Product pricing in the online world is one of the trickiest things to nail down, as prices fluctuate dramatically as retailers seek to gain advantages and balance themselves against the market. However, there are two basic models that are used by online retailers. First, the most common practice is simply using static prices with occasional discounts to entice customers. This is a tried-and-true model that everyone relates to. The second and less common practice involves dynamic competitive pricing. This is less common, but Amazon’s successful use of the technique is driving other retailers to adopt the same strategy to win over price-conscious customers.
Reward programs are also a major part of online retail, just as they are in brick-and-mortar stores.

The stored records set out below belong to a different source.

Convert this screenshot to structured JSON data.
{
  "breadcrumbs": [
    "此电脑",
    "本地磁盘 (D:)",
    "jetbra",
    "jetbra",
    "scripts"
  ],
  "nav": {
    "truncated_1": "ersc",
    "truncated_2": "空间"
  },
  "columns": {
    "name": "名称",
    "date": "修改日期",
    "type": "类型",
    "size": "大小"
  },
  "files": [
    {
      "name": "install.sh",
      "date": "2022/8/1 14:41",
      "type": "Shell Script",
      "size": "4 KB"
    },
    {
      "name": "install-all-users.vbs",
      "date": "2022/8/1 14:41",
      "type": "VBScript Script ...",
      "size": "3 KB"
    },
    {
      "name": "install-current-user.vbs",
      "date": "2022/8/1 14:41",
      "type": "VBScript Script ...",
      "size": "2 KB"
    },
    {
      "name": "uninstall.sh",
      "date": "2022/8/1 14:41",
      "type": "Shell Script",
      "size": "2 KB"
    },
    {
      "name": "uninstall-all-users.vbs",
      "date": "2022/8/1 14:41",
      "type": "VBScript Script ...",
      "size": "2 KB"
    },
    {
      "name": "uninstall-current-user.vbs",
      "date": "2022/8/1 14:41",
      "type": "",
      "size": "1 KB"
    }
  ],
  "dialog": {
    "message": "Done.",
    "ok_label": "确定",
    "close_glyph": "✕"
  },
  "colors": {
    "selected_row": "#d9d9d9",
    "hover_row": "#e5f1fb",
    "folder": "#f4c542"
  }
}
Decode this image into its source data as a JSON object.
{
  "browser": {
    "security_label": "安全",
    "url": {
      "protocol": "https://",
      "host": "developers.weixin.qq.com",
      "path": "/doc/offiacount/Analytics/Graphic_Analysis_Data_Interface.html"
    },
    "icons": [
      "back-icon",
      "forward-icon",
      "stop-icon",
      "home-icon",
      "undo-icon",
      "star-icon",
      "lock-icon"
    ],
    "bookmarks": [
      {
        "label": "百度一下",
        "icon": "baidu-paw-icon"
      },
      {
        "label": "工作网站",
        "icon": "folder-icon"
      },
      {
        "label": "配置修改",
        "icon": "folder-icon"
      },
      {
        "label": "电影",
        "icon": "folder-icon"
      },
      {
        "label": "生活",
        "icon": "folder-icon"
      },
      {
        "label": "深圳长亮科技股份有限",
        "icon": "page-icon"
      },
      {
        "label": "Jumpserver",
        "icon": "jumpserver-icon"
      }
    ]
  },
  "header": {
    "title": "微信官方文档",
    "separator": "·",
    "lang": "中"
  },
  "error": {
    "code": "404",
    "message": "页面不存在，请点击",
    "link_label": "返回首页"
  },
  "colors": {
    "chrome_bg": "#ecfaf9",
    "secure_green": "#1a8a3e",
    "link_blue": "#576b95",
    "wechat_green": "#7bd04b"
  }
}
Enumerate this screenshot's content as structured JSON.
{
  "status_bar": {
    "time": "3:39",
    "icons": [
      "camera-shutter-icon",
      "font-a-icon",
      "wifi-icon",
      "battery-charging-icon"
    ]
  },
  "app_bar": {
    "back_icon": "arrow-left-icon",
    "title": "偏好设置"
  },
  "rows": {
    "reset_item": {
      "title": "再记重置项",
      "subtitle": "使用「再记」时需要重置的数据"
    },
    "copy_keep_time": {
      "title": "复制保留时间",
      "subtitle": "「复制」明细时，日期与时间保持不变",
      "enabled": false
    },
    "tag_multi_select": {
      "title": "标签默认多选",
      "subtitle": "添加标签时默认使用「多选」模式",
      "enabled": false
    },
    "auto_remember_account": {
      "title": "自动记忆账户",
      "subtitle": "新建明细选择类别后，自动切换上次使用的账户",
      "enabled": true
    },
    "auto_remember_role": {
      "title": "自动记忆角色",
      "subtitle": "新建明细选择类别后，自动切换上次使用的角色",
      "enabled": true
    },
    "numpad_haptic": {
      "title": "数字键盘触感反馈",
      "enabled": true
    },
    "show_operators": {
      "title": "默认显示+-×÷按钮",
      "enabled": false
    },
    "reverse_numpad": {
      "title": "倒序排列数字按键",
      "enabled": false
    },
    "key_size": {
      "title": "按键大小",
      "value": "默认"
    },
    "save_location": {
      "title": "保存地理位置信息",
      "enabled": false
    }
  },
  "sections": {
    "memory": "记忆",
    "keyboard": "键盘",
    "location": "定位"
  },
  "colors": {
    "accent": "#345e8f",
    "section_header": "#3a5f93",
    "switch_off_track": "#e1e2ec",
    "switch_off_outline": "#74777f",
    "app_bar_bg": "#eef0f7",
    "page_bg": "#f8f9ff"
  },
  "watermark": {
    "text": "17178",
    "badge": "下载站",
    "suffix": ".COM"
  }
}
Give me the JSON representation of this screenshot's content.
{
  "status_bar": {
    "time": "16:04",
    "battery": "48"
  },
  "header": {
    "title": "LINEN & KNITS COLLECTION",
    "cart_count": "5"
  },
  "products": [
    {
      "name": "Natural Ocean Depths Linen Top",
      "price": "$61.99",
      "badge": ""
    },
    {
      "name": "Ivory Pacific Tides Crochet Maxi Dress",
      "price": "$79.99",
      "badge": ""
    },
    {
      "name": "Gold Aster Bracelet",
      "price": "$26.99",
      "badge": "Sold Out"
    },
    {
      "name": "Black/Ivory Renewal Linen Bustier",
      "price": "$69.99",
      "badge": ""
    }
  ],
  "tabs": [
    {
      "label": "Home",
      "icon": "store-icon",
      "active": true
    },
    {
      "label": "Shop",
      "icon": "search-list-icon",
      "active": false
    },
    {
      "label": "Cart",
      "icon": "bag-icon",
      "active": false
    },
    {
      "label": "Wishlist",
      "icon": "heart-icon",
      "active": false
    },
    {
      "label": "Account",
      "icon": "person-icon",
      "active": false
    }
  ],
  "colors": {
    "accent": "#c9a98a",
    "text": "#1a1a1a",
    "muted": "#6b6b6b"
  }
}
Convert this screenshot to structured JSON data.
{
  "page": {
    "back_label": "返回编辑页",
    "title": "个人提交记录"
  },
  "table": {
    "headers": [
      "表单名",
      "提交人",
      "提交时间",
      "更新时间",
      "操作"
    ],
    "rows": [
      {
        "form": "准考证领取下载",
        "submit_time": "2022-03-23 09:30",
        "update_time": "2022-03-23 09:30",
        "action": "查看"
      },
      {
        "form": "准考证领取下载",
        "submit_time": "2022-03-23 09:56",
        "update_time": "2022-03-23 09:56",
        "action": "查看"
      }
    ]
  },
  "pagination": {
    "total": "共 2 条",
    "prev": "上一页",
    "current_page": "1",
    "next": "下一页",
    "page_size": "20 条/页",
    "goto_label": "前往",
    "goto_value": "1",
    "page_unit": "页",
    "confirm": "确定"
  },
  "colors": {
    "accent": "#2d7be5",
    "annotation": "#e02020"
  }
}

The online factor allows for much more targeted and personalized rewards and promotions, however, as online retail has the obvious benefit of creating a database of customer purchase history and browsing habits. Be sure to dynamically segment your customer list based on interest and send out specialized promotions.
Finally, we come to the biggest issue that online retailers face: shipping fees. Shopping cart abandonment is often highest at checkout, and one of the main reasons for this is ‘shipping shock’. Fortunately, there are a number of ways around this problem:
- Amazon has debuted a new service called ‘Prime’, where customers pay a yearly fee to receive free shipping
- Offer free shipping after a minimum order size (typically set just above your average order size)
- Free shipping is one of the most expensive solutions, but depending on your product, it can be a major sales driver
- Flat fees are another more common option, and again, depending on your product, this can be a great benefit to the business (even to the point of making a profit on shipping).
However, for the busy pricing manager, remember the bottom line: your pricing strategy should align with the overall goals and structure of your business. What works well for some companies may not be advantageous for you. Be sure to take the time to get it right, as pricing can make or break your business.